Oil and Gas

China PMI give Europe shares commodities-led lift

* FTSEurofirst 300 index rises 2.1 pct

* China PMI data lifts economic recovery hopes

* Oil & gas, banks, mining top sectoral gainers

FRANKFURT, June 1 (Reuters) - European shares rose almost across the board on Monday as data showing China’s manufacturing sector continued to expand in May boosted Asian stocks, adding to the positive sentiment seen in Wall Street’s higher close on Friday.

At 0818 GMT the FTSEurofirst 300 .FTEU3 index of top European shares was up 2.1 percent at 879.81 points, having hit 880.55 points -- its highest level since Jan. 9.

“The trigger for the rally is the Chinese PMI. There are close (economic) ties between China and Europe, and Europe benefits from better economic data there,” said Heino Ruland, analyst at Ruland Research.

China’s official purchasing managers’ index (PMI) in May recorded its third straight month above the mark of 50 that separates expansion from contraction, fuelling optimism that the worst of the global downturn may be over. [ID:nSP428779]

“Three consecutive months of readings above 50 really shows that Chinese stimulatory policy is gaining traction. It looks like an economic recovery is well underway in China, possibly leading to a sustained rally and re-rating of commodity prices and associated stocks,” IG Markets said in a note.

Basic resources, which includes mining and steel companies seen by analysts as among beneficiaries of economic growth in China, was the main gainer, with the DJ Stoxx sector index .SXPP up 6.2 percent at its highest level since mid-October.

Steelmaker ArcelorMittal ISPA.AS rose 6.8 percent and among miners Rio Tinto RIO.L was up 5.8 percent, Anglo American AAL.L up 6.1 percent and BHP Billiton BLT.L put on 4.3 percent. London copper futures MCU3 rose to a seven-month high. [ID:nSP429585]

A 2-percent rise in the price of crude oil CLc1, also to a seven-month high [ID:nSP429646], underpinned energy shares, with Total TOTF.PA up 2.2 percent, Royal Dutch Shell RDSa.L 1.7 percent higher and StatoilHydro STL.OL gaining 2.4 percent.

In euro zone data, manufacturing PMI rose to a seventh-month high of 40.7, up from 36.8 in April and just above the flash reading and economists’ expectations for it to hit 40.5.


European auto shares also rose, with the DJ Stoxx European sector index .SXAP up 4.3 percent, after U.S. government officials said carmaker General Motors Corp GM.N would file for bankruptcy later on Monday. [ID:nN01398575] [ID:nCARS1]

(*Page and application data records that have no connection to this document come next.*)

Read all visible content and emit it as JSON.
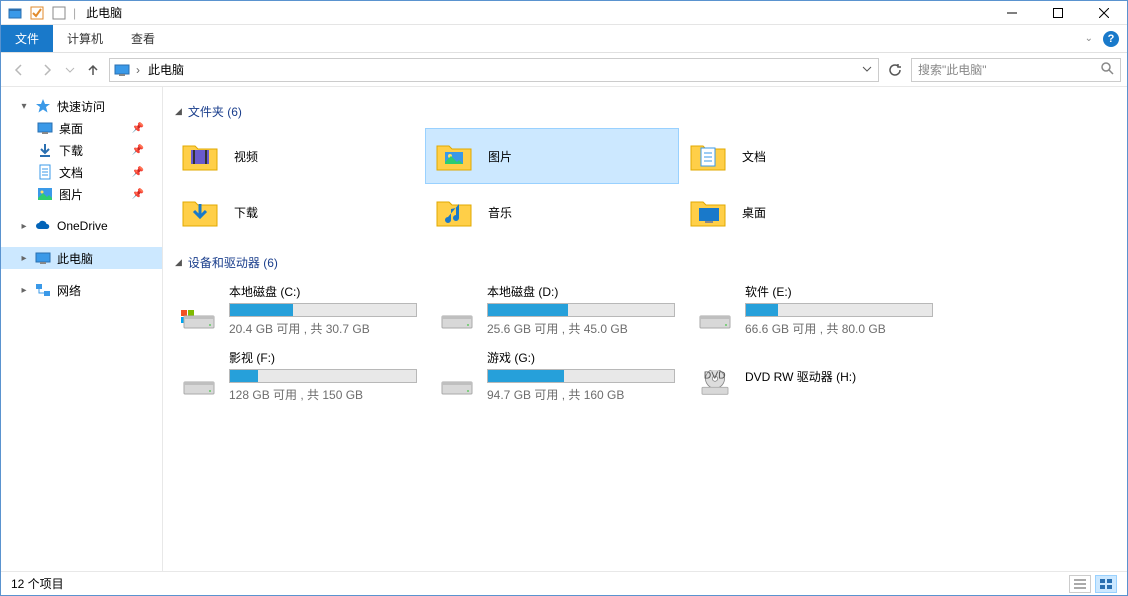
{
  "window": {
    "title": "此电脑"
  },
  "ribbon": {
    "file": "文件",
    "computer": "计算机",
    "view": "查看"
  },
  "address": {
    "location": "此电脑",
    "search_placeholder": "搜索\"此电脑\""
  },
  "sidebar": {
    "quick_access": "快速访问",
    "quick_items": [
      {
        "label": "桌面",
        "icon": "desktop",
        "pinned": true
      },
      {
        "label": "下载",
        "icon": "downloads",
        "pinned": true
      },
      {
        "label": "文档",
        "icon": "documents",
        "pinned": true
      },
      {
        "label": "图片",
        "icon": "pictures",
        "pinned": true
      }
    ],
    "onedrive": "OneDrive",
    "this_pc": "此电脑",
    "network": "网络"
  },
  "content": {
    "folders_header": "文件夹 (6)",
    "folders": [
      {
        "label": "视频",
        "icon": "videos"
      },
      {
        "label": "图片",
        "icon": "pictures",
        "selected": true
      },
      {
        "label": "文档",
        "icon": "documents"
      },
      {
        "label": "下载",
        "icon": "downloads"
      },
      {
        "label": "音乐",
        "icon": "music"
      },
      {
        "label": "桌面",
        "icon": "desktop"
      }
    ],
    "drives_header": "设备和驱动器 (6)",
    "drives": [
      {
        "label": "本地磁盘 (C:)",
        "sub": "20.4 GB 可用 , 共 30.7 GB",
        "fill": 34,
        "type": "os"
      },
      {
        "label": "本地磁盘 (D:)",
        "sub": "25.6 GB 可用 , 共 45.0 GB",
        "fill": 43,
        "type": "hdd"
      },
      {
        "label": "软件 (E:)",
        "sub": "66.6 GB 可用 , 共 80.0 GB",
        "fill": 17,
        "type": "hdd"
      },
      {
        "label": "影视 (F:)",
        "sub": "128 GB 可用 , 共 150 GB",
        "fill": 15,
        "type": "hdd"
      },
      {
        "label": "游戏 (G:)",
        "sub": "94.7 GB 可用 , 共 160 GB",
        "fill": 41,
        "type": "hdd"
      },
      {
        "label": "DVD RW 驱动器 (H:)",
        "sub": "",
        "fill": -1,
        "type": "dvd"
      }
    ]
  },
  "status": {
    "text": "12 个项目"
  }
}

Peugeot PEUP.PA rose 6.9 percent, Renault RENA.PA added 5.4 percent, Daimler DAIGn.DE was up 5.8 percent and BMW BMWG.DE gained 3.8 percent -- all outperforming Fiat FIA.MI, up 0.8 percent, after the Italian carmaker failed to find favour for its bid for GM's European units.

Banks .SX7P added the most points to the European top-300 index, with Societe Generale SOGN.PA up 3.5 percent, Commerzbank CBKG.DE 3.0 percent higher, Banco Santander SAN.MC rising 2.7 percent and Royal Bank of Scotland RBS.L adding 4.5 percent.

Across Europe, with trading volumes reduced by public holidays in some countries, Britain's FTSE 100 index .FTSE was up 1.7 percent, Germany's DAX .GDAXI gained 3.1 percent and the French CAC 40 .FCHI added 2.3 percent.

Europe’s benchmark index rose 0.7 percent last week. In May, it rose 4 percent, a third straight monthly gain and its best winning streak in two years. S&P Equity Research said the rally looked unlikely to last.

“All risky assets have repriced simultaneously, from industrial metals and commodities to equities and crossover-grade bonds, in this recovery rally. This is quite clearly irrational and unsustainable,” S&P said in a note.

Later in the day investors will focus on the U.S. Institute for Supply Management’s (ISM) national factory report for May.

The ISM is forecast to rise to 42.2 from 40.1 in April, according to 68 economists polled by Reuters. G7TODAY

ING said ISM was probably the best lead indicator for U.S. GDP. “There is a real chance that today’s ISM report will produce a figure consistent with positive growth. However, there are doubts as to how durable this story will be,” ING said. (Editing by Greg Mahlich)